### THE INPUT ###

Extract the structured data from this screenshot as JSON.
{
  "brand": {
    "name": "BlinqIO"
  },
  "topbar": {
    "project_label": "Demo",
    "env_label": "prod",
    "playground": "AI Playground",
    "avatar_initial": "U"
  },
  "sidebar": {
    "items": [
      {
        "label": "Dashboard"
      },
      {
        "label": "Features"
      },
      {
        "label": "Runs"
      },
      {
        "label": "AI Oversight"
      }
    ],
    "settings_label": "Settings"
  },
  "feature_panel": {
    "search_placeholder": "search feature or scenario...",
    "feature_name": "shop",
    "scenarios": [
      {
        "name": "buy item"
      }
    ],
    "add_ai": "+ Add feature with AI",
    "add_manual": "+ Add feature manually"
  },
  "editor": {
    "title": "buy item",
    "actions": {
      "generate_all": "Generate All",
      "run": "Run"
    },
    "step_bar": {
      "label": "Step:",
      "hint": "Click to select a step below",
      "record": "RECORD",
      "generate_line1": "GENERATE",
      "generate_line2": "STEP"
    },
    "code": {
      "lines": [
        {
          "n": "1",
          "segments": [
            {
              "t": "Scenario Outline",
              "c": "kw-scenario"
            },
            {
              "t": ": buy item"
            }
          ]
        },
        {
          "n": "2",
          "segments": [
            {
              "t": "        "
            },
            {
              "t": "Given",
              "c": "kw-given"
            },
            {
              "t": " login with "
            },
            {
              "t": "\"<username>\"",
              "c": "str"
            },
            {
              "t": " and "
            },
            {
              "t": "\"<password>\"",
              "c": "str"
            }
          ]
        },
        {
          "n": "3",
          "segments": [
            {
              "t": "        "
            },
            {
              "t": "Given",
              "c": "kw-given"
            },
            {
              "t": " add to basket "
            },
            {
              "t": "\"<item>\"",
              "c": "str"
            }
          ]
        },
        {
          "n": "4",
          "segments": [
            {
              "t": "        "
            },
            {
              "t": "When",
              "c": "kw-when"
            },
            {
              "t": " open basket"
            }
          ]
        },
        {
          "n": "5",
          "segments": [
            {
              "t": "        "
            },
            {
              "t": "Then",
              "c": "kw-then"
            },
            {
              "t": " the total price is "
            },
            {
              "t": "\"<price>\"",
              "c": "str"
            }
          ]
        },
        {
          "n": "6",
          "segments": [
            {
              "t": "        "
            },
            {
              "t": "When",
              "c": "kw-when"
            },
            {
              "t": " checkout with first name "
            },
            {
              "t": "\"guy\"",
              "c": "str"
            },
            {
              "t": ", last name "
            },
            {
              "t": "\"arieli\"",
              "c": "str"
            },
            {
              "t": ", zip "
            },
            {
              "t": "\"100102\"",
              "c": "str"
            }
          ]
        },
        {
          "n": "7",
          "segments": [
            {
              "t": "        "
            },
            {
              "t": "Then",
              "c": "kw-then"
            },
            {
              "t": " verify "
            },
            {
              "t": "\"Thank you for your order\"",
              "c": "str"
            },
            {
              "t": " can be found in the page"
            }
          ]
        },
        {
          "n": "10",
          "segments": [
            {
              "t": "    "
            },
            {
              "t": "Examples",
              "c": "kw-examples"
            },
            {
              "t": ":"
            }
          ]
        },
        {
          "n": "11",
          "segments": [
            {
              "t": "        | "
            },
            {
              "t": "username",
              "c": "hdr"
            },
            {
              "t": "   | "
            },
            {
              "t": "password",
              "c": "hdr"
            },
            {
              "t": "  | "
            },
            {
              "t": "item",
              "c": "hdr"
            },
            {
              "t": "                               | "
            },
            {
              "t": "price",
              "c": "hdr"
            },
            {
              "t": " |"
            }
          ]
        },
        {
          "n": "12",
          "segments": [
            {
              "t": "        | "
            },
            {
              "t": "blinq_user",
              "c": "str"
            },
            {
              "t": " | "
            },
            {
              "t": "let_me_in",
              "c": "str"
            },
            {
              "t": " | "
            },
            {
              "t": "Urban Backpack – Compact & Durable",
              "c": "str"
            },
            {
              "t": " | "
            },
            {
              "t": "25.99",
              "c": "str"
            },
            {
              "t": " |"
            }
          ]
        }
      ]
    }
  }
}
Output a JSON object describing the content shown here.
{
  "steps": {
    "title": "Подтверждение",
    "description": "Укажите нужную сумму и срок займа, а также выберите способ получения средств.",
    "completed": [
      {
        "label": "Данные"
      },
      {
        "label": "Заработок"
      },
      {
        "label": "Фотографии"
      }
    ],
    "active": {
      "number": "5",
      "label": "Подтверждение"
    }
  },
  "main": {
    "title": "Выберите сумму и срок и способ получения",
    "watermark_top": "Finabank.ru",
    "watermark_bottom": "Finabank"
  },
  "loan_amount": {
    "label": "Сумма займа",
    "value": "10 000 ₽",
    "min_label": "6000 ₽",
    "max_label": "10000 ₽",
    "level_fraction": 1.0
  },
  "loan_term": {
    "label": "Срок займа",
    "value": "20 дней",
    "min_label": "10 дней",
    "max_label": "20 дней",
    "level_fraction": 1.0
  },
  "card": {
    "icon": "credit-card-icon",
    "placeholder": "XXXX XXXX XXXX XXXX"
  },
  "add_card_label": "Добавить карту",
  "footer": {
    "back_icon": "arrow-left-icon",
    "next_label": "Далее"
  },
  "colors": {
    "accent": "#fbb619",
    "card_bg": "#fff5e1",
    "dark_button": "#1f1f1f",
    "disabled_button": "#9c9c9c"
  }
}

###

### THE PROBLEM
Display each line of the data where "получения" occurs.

### SOLUTION
    "description": "Укажите нужную сумму и срок займа, а также выберите способ получения средств.",
    "title": "Выберите сумму и срок и способ получения",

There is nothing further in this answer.